Website and app data records
####################
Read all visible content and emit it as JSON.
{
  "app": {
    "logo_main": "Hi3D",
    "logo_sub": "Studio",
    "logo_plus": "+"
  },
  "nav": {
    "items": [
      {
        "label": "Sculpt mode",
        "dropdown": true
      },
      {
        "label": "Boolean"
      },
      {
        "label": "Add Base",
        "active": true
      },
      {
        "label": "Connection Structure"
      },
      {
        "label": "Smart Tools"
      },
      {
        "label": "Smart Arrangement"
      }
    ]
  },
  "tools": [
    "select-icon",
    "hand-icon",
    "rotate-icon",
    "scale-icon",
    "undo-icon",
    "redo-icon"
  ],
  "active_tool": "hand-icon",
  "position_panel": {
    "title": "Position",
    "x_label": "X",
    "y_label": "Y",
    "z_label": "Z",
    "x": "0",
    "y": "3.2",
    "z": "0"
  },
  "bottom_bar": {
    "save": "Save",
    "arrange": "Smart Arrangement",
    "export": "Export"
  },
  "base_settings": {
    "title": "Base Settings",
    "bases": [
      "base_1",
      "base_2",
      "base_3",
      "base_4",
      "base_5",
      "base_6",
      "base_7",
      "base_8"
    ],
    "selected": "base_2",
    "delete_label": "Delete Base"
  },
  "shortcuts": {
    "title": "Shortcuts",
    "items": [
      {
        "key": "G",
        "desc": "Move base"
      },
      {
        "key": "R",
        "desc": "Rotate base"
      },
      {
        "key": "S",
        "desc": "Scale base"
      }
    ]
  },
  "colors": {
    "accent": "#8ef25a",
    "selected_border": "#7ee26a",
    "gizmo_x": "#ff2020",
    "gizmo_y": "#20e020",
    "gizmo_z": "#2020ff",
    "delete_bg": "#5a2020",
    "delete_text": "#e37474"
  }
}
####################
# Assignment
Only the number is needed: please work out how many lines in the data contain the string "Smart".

# Result for this exercise
3